III. Injunctive Relief.
The plaintiff also seeks an injunction requesting that this Court enjoin the IRS from collecting any assessed taxes, interest, and/or penalties. However, just as the Declaratory Judgment Act bars courts from declaring the rights of parties with respect to federal taxes, the Anti-Injunction Act, 26 U.S.C. § 7422(a), prohibits any "suit for the purpose of restraining the assessment or collection of any tax." Laino v. United States, 633 F.2d 626, 629 (2d Cir. 1980); But see South Carolina v. Regan 465 U.S. 367, 375, 79 L. Ed. 2d 372, 104 S. Ct. 1107 (1984) (The Anti-Injunction Act does not apply when Congress has failed to provide an alternative remedy.)
Therefore, lawsuits like the one at bar, requesting the enjoinment of the collection of taxes, is precisely the type of suit which the Anti-Injunction Act specifically prohibits. See Bob Jones, 416 U.S. at 736; Greenhouse I, 738 F. Supp. at 712 .
Finally, several times throughout his proposed amended complaint, plaintiff requests that equity demands that this court grant declaratory and injunctive relief. Although equity jurisdiction may establish an exception to the Anti-Injunction Act, plaintiff must also prove that the government has no possible chance of succeeding on the merits of their claim. Enochs v. Williams Packing and Navigation Co., 370 U.S. 1, 8 L. Ed. 2d 292, 82 S. Ct. 1125 (1962). Plaintiff, however, has made no attempt to meet this strenuous burden. Greenhouse II, 780 F. Supp. at 140. In any event, this Court will not entertain a claim of equity jurisdiction in light of plaintiff's failure to avail himself of the remedies available in Tax Court.
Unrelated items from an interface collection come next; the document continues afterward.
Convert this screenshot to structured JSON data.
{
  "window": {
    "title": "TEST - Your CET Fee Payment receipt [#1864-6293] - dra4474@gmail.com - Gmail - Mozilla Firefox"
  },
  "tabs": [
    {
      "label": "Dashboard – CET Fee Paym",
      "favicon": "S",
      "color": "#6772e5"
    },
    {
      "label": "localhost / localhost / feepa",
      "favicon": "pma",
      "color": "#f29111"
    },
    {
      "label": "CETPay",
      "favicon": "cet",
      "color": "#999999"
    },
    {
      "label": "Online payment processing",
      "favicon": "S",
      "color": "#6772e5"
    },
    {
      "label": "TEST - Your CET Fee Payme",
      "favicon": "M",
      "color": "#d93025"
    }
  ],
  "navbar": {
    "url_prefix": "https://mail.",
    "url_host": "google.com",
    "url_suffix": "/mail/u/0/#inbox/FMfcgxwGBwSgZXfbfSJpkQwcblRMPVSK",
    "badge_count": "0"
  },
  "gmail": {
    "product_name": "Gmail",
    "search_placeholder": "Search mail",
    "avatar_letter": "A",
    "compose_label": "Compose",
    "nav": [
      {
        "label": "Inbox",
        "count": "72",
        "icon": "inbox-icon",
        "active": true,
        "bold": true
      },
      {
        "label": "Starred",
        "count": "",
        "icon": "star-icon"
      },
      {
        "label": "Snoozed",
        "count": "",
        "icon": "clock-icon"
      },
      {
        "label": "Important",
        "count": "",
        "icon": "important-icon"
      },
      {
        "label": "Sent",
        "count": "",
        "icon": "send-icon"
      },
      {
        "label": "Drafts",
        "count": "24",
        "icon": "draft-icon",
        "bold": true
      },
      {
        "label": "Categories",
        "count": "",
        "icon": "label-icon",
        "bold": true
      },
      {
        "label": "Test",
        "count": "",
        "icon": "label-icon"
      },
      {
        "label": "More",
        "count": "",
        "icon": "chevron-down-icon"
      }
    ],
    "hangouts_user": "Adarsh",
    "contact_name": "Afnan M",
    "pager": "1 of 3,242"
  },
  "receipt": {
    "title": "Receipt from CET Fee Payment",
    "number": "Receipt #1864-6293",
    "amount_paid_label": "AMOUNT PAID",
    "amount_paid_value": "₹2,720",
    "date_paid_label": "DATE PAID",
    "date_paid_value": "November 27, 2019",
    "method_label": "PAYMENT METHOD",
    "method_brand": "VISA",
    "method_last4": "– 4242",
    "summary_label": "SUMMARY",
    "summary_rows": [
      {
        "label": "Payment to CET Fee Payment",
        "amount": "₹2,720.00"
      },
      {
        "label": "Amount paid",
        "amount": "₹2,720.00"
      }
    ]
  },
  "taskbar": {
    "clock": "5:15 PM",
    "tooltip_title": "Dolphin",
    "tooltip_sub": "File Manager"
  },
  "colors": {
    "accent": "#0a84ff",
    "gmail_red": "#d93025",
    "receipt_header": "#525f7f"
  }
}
Flora II, 362 U.S. at 147.
Accordingly, it is
ORDERED, that plaintiff's motion to amend his complaint be granted; and it is further
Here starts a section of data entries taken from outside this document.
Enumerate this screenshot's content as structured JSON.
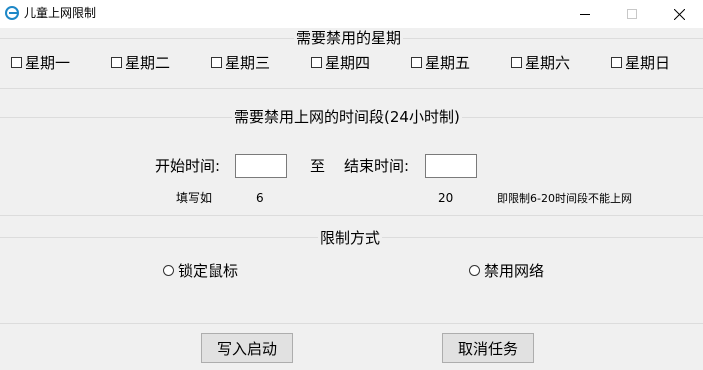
{
  "window": {
    "title": "儿童上网限制"
  },
  "weekdays": {
    "title": "需要禁用的星期",
    "days": [
      "星期一",
      "星期二",
      "星期三",
      "星期四",
      "星期五",
      "星期六",
      "星期日"
    ]
  },
  "timeRange": {
    "title": "需要禁用上网的时间段(24小时制)",
    "start_label": "开始时间:",
    "to_label": "至",
    "end_label": "结束时间:",
    "start_value": "",
    "end_value": "",
    "hint_label": "填写如",
    "hint_start": "6",
    "hint_end": "20",
    "hint_note": "即限制6-20时间段不能上网"
  },
  "method": {
    "title": "限制方式",
    "options": [
      "锁定鼠标",
      "禁用网络"
    ]
  },
  "actions": {
    "write_start": "写入启动",
    "cancel_task": "取消任务"
  },
  "icons": {
    "app": "app-icon",
    "minimize": "minimize-icon",
    "maximize": "maximize-icon",
    "close": "close-icon"
  },
  "colors": {
    "window_bg": "#f0f0f0",
    "titlebar_bg": "#ffffff",
    "icon_blue": "#1e88c7"
  }
}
ORDERED, that defendant's motion for partial dismissal is granted and the amended complaint is dismissed with respect to the 1983-1990 taxable years, and plaintiff's request for declaratory and injunctive relief; and it is further
ORDERED, that plaintiff may proceed with his claim that he is entitled to a refund solely with respect to the 1982 taxable year.
IT IS SO ORDERED.
David N. Hurd
U.S. Magistrate Judge
Dated: December 12, 1992
Utica, New York